In essence, last year’s parliamentary election and yesterday’s presidential election took place on the same legal-normative basis.
Of note is the fact that in the Feb. 18 presidential election none of Armenia’s primary political opposition forces either nominated their own candidate or supported any of the nominated candidates. I refer to the Armenian National Congress, Prosperous Armenia, the ARF, and the Free Democrats. This is ample proof that the election was not truly competitive.
The fact that none of the primary opposition groups refused to nominate their own candidate or support any other candidate running points to the deep level of mistrust of citizens and political forces regarding the electoral process.
Thus, the opposition forces in the parliament, from the outset, have labeled the presidential election a farce and a show, since as previously noted, the ruling majority squashed the passage of election reforms proposed by the opposition prior to the election period.

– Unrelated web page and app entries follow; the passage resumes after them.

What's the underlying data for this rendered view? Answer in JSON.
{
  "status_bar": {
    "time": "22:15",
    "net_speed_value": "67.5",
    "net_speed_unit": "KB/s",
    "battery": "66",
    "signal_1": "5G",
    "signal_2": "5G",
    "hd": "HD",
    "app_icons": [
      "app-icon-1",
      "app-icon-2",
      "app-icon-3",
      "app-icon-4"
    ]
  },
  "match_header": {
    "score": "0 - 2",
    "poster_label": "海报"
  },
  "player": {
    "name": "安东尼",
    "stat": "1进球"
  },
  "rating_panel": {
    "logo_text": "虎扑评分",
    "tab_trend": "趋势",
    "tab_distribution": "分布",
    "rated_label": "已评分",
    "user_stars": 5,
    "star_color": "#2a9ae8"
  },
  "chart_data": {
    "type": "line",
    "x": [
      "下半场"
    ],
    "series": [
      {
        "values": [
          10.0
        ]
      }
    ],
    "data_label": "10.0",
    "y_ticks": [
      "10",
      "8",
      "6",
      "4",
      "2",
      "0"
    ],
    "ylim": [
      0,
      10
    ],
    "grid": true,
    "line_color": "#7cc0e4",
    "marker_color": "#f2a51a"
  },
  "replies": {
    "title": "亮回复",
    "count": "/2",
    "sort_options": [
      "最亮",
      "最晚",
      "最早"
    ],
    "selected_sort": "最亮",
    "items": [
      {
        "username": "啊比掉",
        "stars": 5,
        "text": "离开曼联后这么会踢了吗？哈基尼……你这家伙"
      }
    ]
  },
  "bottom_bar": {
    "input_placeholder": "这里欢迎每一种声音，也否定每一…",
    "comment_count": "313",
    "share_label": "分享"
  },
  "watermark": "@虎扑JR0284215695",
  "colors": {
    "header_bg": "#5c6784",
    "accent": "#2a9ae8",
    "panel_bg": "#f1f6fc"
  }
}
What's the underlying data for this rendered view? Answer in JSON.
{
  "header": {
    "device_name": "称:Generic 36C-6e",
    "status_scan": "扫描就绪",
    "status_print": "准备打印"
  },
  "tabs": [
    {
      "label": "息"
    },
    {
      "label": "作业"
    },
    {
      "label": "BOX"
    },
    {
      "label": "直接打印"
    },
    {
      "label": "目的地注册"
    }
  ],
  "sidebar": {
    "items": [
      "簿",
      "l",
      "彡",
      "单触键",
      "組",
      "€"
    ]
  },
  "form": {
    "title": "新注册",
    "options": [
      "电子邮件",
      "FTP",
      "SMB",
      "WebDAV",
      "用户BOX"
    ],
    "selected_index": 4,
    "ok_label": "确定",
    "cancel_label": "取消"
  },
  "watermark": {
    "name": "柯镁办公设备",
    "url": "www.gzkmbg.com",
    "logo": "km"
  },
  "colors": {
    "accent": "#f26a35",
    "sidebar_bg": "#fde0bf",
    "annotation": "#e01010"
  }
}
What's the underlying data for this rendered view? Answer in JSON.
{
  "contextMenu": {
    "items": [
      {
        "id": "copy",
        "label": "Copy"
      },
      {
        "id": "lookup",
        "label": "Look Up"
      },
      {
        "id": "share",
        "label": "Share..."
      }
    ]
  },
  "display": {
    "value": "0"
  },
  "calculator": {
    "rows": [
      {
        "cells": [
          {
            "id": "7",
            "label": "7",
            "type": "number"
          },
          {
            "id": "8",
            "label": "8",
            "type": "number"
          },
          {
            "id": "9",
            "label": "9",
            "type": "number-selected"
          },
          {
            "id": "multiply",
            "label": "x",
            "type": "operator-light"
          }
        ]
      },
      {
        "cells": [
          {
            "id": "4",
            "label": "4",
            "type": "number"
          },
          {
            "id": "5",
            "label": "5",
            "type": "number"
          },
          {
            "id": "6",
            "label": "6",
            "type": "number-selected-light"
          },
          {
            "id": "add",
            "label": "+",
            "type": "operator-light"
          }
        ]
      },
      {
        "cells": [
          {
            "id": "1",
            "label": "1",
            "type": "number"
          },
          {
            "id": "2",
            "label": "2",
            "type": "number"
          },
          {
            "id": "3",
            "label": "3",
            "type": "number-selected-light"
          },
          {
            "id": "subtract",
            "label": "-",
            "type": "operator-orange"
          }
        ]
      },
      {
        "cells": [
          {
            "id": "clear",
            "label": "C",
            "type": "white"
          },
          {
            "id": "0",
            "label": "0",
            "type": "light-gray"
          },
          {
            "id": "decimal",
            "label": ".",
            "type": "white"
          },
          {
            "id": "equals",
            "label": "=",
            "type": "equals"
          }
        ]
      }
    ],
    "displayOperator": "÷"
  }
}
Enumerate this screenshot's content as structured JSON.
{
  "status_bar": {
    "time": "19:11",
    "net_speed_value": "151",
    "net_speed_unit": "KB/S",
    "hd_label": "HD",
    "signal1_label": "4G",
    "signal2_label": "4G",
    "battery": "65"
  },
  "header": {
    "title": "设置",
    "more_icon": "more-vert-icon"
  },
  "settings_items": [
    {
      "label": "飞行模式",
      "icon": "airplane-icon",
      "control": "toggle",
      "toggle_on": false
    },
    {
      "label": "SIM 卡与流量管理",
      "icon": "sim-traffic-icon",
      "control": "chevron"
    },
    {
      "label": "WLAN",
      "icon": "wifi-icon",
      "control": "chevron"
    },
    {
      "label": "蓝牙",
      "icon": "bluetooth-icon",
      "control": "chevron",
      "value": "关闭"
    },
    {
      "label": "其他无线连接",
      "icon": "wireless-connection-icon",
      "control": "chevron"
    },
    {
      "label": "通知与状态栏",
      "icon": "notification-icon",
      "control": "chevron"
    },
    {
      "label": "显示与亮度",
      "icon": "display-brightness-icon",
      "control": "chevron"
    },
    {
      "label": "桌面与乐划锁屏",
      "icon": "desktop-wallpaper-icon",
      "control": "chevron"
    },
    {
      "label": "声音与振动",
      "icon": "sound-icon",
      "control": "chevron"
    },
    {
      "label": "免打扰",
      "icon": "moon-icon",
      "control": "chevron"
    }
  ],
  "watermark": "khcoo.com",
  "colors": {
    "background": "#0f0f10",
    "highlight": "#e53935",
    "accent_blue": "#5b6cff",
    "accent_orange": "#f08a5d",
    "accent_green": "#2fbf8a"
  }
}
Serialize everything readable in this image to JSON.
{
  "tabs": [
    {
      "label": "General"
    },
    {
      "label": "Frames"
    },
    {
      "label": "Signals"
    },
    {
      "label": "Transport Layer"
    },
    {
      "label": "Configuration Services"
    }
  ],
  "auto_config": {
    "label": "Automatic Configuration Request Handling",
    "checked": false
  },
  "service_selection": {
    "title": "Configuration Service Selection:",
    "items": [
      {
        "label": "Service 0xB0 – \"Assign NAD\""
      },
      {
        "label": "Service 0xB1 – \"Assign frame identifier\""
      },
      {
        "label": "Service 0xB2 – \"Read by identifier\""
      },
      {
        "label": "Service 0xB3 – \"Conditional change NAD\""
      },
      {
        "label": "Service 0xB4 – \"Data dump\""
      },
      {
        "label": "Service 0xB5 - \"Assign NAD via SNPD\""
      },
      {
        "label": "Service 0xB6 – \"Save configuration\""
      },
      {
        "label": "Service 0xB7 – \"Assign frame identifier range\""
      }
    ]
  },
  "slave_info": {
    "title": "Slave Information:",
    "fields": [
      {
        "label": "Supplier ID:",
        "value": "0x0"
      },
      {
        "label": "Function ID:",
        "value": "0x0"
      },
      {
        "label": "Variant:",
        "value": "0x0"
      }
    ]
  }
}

Even though on the surface there was the appearance that important democratic freedoms were being safeguarded during the campaign, including the right to run a free campaign, in reality, the campaign was noteworthy by its competitive inequality in favor of the candidate of the regime. In particular, administrative resources and powers were put into the service of the latter. This was accomplished via pressure brought to bear on state and public employees to attend campaign events of Serge Sarkisian and to vote in his favor.
The election campaign did not proceed peacefully. Violence was inflicted on candidate Paruyr Hayrikian. The man was shot. Another candidate, Andreas Ghoukasyan, staged a hunger strike to protest the electoral process which he labeled a mere show. The press covered cases of violence even on Election Day.
The campaign also stood out by its lack of political and individual professionalism. Candidates employed the crudest of language and public relation stunts. For example, the various incidents that took place during the campaign conducted by the regime’s candidate were widely mocked by large segments of society. As a consequence, citizens tended not to take the election process seriously.
On Election Day, polling precincts were transformed into theatrical stages where citizens showed their attitude to the process. The press and social internet sites were full of ballots invalidated by voters who drew caricatures on them. They drew images of figures from the plant and animal world, images lifted from fairy tales, and television cartoon characters. In one precinct, a voter literally ate his ballot as a sign of protest. It is significant to note that according to official statistics, the number of invalidated ballots came in third place.
Reports of duplicate voting, ballot stuffing, bribes, substitute voting, and other scams were raised throughout the election itself.
Thus, yesterday’s presidential election in Armenia can be described as yet another normal appalling election.
Dear political tourists, we’ve had enough of you legitimizing the fraudulent election. You are trampling those democratic values that you yourselves have broken.